Wednesday, February 13, 2013

SRM 570: Blue

This is it, I am going blue today.

As I write this (Before challenge phase) I know that if it was not for a last second mistake, I would have actually had a good score in division 1 250. But this last mistake made me unable to submit.

Div1 250: The one with robot

A robot in an infinite grid has a program. For each integer a[i], it moves forward a[i] times, then rotates left a[i] times. This program is repeated T times, return abs(x) + abs(y) where (x,y) is the final position.

Let us represent directions by 4 integers: 0, 1, 2, 3. Rotating left x times really just does direction = (direction + x) % 4. The direction is an index for off set array, so moving by direction i means moving dx[i] units in x axis and dy[i] units in y axis. dx[] and dy[] should be in clockwise order.

The trick is to know that after running the program one time, the direction will change by either 0, 1, 2 or 3. x and y should also change.

If the direction changes by 0, repeating the program again will not change the direction, then final x = 4*x , final y = 4*y (where x,y are the position after running once).

If the direction changes by 1 or 3, then repeating the program FOUR times will take us to a total program that modifies the direction by 0. So we can just repeat four times to find out how many does this combined program change, multiply x and y by T/4, then repeat original program T%4 times.

If the direction changes by 2, then you just need to repeat 2 times.

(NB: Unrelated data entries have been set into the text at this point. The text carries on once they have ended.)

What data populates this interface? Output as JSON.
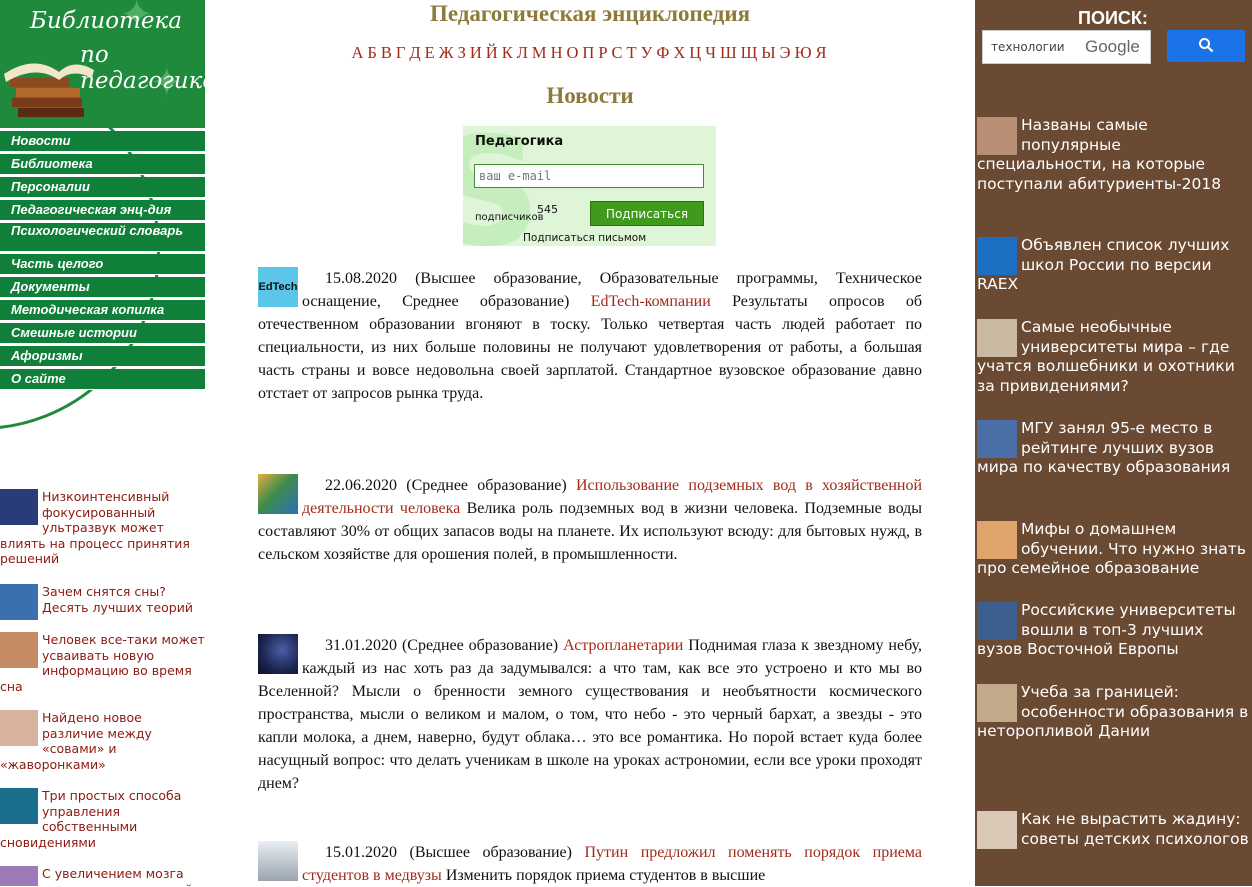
{
  "logo": {
    "line1": "Библиотека",
    "line2": "по педагогике"
  },
  "nav": [
    "Новости",
    "Библиотека",
    "Персоналии",
    "Педагогическая энц-дия",
    "Психологический словарь",
    "Часть целого",
    "Документы",
    "Методическая копилка",
    "Смешные истории",
    "Афоризмы",
    "О сайте"
  ],
  "left_news": [
    {
      "text": "Низкоинтенсивный фокусированный ультразвук может влиять на процесс принятия решений",
      "thumb_color": "#2a3b7a"
    },
    {
      "text": "Зачем снятся сны? Десять лучших теорий",
      "thumb_color": "#3a6fb0"
    },
    {
      "text": "Человек все-таки может усваивать новую информацию во время сна",
      "thumb_color": "#c58b64"
    },
    {
      "text": "Найдено новое различие между «совами» и «жаворонками»",
      "thumb_color": "#d9b2a0"
    },
    {
      "text": "Три простых способа управления собственными сновидениями",
      "thumb_color": "#1b6d8c"
    },
    {
      "text": "С увеличением мозга растет относительный",
      "thumb_color": "#9b7bb8"
    }
  ],
  "header": {
    "site_title": "Педагогическая энциклопедия",
    "alphabet": [
      "А",
      "Б",
      "В",
      "Г",
      "Д",
      "Е",
      "Ж",
      "З",
      "И",
      "Й",
      "К",
      "Л",
      "М",
      "Н",
      "О",
      "П",
      "Р",
      "С",
      "Т",
      "У",
      "Ф",
      "Х",
      "Ц",
      "Ч",
      "Ш",
      "Щ",
      "Ы",
      "Э",
      "Ю",
      "Я"
    ],
    "section_title": "Новости"
  },
  "subscribe": {
    "title": "Педагогика",
    "email_placeholder": "ваш e-mail",
    "count": "545",
    "count_label": "подписчиков",
    "button": "Подписаться",
    "by_letter": "Подписаться письмом"
  },
  "articles": [
    {
      "date": "15.08.2020",
      "tags": "(Высшее образование, Образовательные программы, Техническое оснащение, Среднее образование)",
      "title": "EdTech-компании",
      "body": "Результаты опросов об отечественном образовании вгоняют в тоску. Только четвертая часть людей работает по специальности, из них больше половины не получают удовлетворения от работы, а большая часть страны и вовсе недовольна своей зарплатой. Стандартное вузовское образование давно отстает от запросов рынка труда.",
      "thumb_label": "EdTech",
      "thumb_color": "#5bc6e8"
    },
    {
      "date": "22.06.2020",
      "tags": "(Среднее образование)",
      "title": "Использование подземных вод в хозяйственной деятельности человека",
      "body": "Велика роль подземных вод в жизни человека. Подземные воды составляют 30% от общих запасов воды на планете. Их используют всюду: для бытовых нужд, в сельском хозяйстве для орошения полей, в промышленности.",
      "thumb_label": "",
      "thumb_color": "#3f8b4a"
    },
    {
      "date": "31.01.2020",
      "tags": "(Среднее образование)",
      "title": "Астропланетарии",
      "body": "Поднимая глаза к звездному небу, каждый из нас хоть раз да задумывался: а что там, как все это устроено и кто мы во Вселенной? Мысли о бренности земного существования и необъятности космического пространства, мысли о великом и малом, о том, что небо - это черный бархат, а звезды - это капли молока, а днем, наверно, будут облака… это все романтика. Но порой встает куда более насущный вопрос: что делать ученикам в школе на уроках астрономии, если все уроки проходят днем?",
      "thumb_label": "",
      "thumb_color": "#1c2550"
    },
    {
      "date": "15.01.2020",
      "tags": "(Высшее образование)",
      "title": "Путин предложил поменять порядок приема студентов в медвузы",
      "body": "Изменить порядок приема студентов в высшие",
      "thumb_label": "",
      "thumb_color": "#c9cfd6"
    }
  ],
  "search": {
    "label": "ПОИСК:",
    "value": "технологии",
    "brand": "Google"
  },
  "right_news": [
    {
      "text": "Названы самые популярные специальности, на которые поступали абитуриенты-2018",
      "thumb_color": "#b88e74"
    },
    {
      "text": "Объявлен список лучших школ России по версии RAEX",
      "thumb_color": "#1d6fc4"
    },
    {
      "text": "Самые необычные университеты мира – где учатся волшебники и охотники за привидениями?",
      "thumb_color": "#c9b9a3"
    },
    {
      "text": "МГУ занял 95-е место в рейтинге лучших вузов мира по качеству образования",
      "thumb_color": "#4a6ea8"
    },
    {
      "text": "Мифы о домашнем обучении. Что нужно знать про семейное образование",
      "thumb_color": "#e0a36b"
    },
    {
      "text": "Российские университеты вошли в топ-3 лучших вузов Восточной Европы",
      "thumb_color": "#3d5f8e"
    },
    {
      "text": "Учеба за границей: особенности образования в неторопливой Дании",
      "thumb_color": "#c2a98a"
    },
    {
      "text": "Как не вырастить жадину: советы детских психологов",
      "thumb_color": "#d9c8b5"
    }
  ]
}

// simulates program a one time, updating initial x,y and d. 
void doit(vector<int> a, long &x , long &y, int&d)
int dx[4] = {0, 1, 0, -1};
int dy[4] = {1, 0, -1, 0};
for (int i=0; i < a.size(); i++) {
x += dx[d] * a[i];
y += dy[d] * a[i];
d = ( d + a[i]) % 4;
long getdist(int T, vector <int> a)
long x = 0, y = 0;
int d = 0;
// run once to know how will d change:
doit(a, x,y,d);
// Select the number of times to repeat the program so that d=0
int r = 1;
if (d == 0) {
r = 1;
} else if ( (d == 1) || (d==3 ) ) {
r = 4;
} else {
r = 2;
// Simulate how it is to repeat the program r times (Already done once)
for (int i=0; i<r - 1; i++) {
doit(a, x,y,d);
x = x * (T/r);
y = y * (T/r);
// Repeat T%r more times:
for (int i=0; i<T%r; i++) {
doit(a, x,y,d);
return abs(x) + abs(y);

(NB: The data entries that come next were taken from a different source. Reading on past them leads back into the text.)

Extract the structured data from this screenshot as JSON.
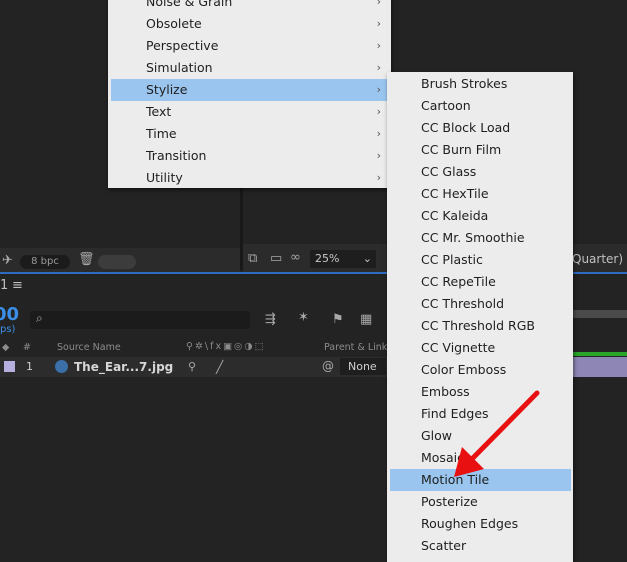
{
  "left_menu": {
    "items": [
      {
        "label": "Noise & Grain",
        "submenu": true
      },
      {
        "label": "Obsolete",
        "submenu": true
      },
      {
        "label": "Perspective",
        "submenu": true
      },
      {
        "label": "Simulation",
        "submenu": true
      },
      {
        "label": "Stylize",
        "submenu": true,
        "selected": true
      },
      {
        "label": "Text",
        "submenu": true
      },
      {
        "label": "Time",
        "submenu": true
      },
      {
        "label": "Transition",
        "submenu": true
      },
      {
        "label": "Utility",
        "submenu": true
      }
    ],
    "chevron": "›"
  },
  "submenu": {
    "items": [
      "Brush Strokes",
      "Cartoon",
      "CC Block Load",
      "CC Burn Film",
      "CC Glass",
      "CC HexTile",
      "CC Kaleida",
      "CC Mr. Smoothie",
      "CC Plastic",
      "CC RepeTile",
      "CC Threshold",
      "CC Threshold RGB",
      "CC Vignette",
      "Color Emboss",
      "Emboss",
      "Find Edges",
      "Glow",
      "Mosaic",
      "Motion Tile",
      "Posterize",
      "Roughen Edges",
      "Scatter"
    ],
    "selected": "Motion Tile"
  },
  "viewer": {
    "bpc": "8 bpc",
    "zoom": "25%",
    "resolution": "Quarter)"
  },
  "timeline": {
    "time_big": "00",
    "fps": "ps)",
    "panel_num": "1",
    "columns": {
      "hash": "#",
      "source_name": "Source Name",
      "parent_link": "Parent & Link"
    },
    "layer": {
      "index": "1",
      "name": "The_Ear...7.jpg",
      "parent": "None"
    }
  },
  "colors": {
    "menu_bg": "#ececec",
    "highlight": "#99c5ee",
    "accent_blue": "#2d6cc0",
    "arrow_red": "#e81010"
  }
}
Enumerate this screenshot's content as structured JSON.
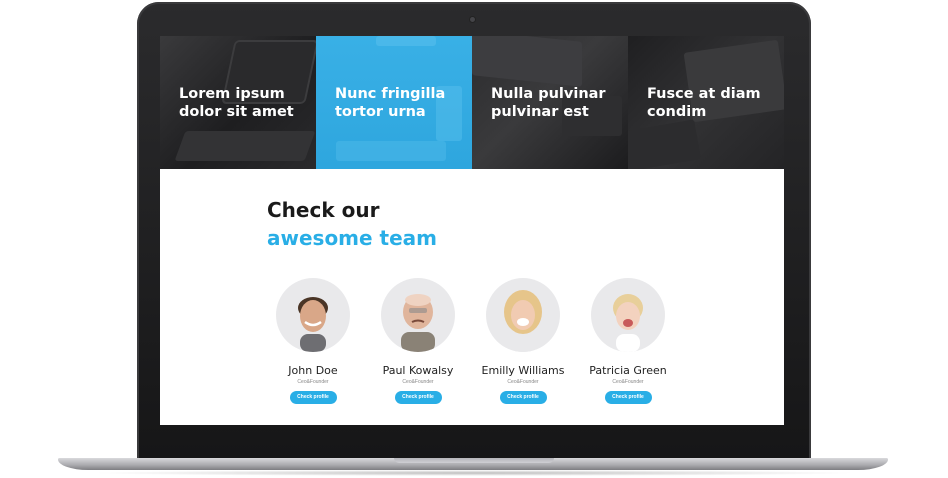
{
  "tiles": [
    {
      "title": "Lorem ipsum dolor sit amet"
    },
    {
      "title": "Nunc fringilla tortor urna"
    },
    {
      "title": "Nulla pulvinar pulvinar est"
    },
    {
      "title": "Fusce at diam condim"
    }
  ],
  "team": {
    "heading_line1": "Check our",
    "heading_line2": "awesome team",
    "members": [
      {
        "name": "John Doe",
        "role": "Ceo&Founder",
        "button": "Check profile"
      },
      {
        "name": "Paul Kowalsy",
        "role": "Ceo&Founder",
        "button": "Check profile"
      },
      {
        "name": "Emilly Williams",
        "role": "Ceo&Founder",
        "button": "Check profile"
      },
      {
        "name": "Patricia Green",
        "role": "Ceo&Founder",
        "button": "Check profile"
      }
    ]
  },
  "colors": {
    "accent": "#29aee6",
    "dark_text": "#1a1a1a"
  }
}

As usual, I only had 10 minutes to solve this problem. So I rushed a bit, and actually managed to do it all -- with the exception that in my rush I thought that when the direction changes by 3 you should repeat thrice instead of four. This was dumb because when I initially thought of the solution I knew it was 4 repetitions (The results modulo 4 are known after you do these problems for a while). But for some reason, when there was about one minute left, I did sums modulo 4 manually. I did 0+3 = 3 mod 4, 3+3 = 1 mod 4, then 1+3 = 0 mod 4. The mistake was that I accidentally had 3+3=1 mod 4, when it should be 2.

So I failed example cases. I had 40 seconds to debug. I didn't have time to find out what the issue was. Around 10 seconds after the end of the coding phase I figured what the mistake was.

But I think the real blunder was not to engineer the code better. I kept pasting stuff and redoing the bit of code for each d, I think this copy paste delayed me too much. This problem was workable for 10 minutes.

Later in the challenge phase, I found a solution that returned 0 in a case, so I challenged it (I knew that there was no difference between 0 and -25, so basically no risk). It turns out that was correct. That was clever actually, if d=2 after one run and T is even, the result is 0. There are other similar tricks. After that moment I just kept challenging it to gain more minuses.

Last words

Anyway, I am going to be blue today, but I will maintain my strategy. I think that with more practice I will be able to start solving div1 250s in less than 10 minutes without all these mess ups. And now that I am blue I have nothing to lose anymore. This was a consequence I foresaw after taking the decision to use this strategy. Short term rating is not the objective.

Of course, I spent the first 65 minutes of the match looking at div1 medium and hard. I think div1 medium should be meet in the middle (That n<=36 constraint?). Div1 hard might be my favorite kind of problem, super optimized dp. Or it might be some sort of brute force.


tehqin said...

On the plus side the editorial for the 900 should be easy. I'm surprised it went unsolved in the contest. It didn't take me long to solve in the practice room. (Very unusual for div1 hards) Maybe because I found the idea similar to ToyTrain?

xiaodao said...

Don't take it so hard, anyway, the rating is not everything, we all see you are on the right road .. !! ... The most glorious day is not the day finally become success ... but the day he extricated himself from the predicament .. :) cheer up !! ..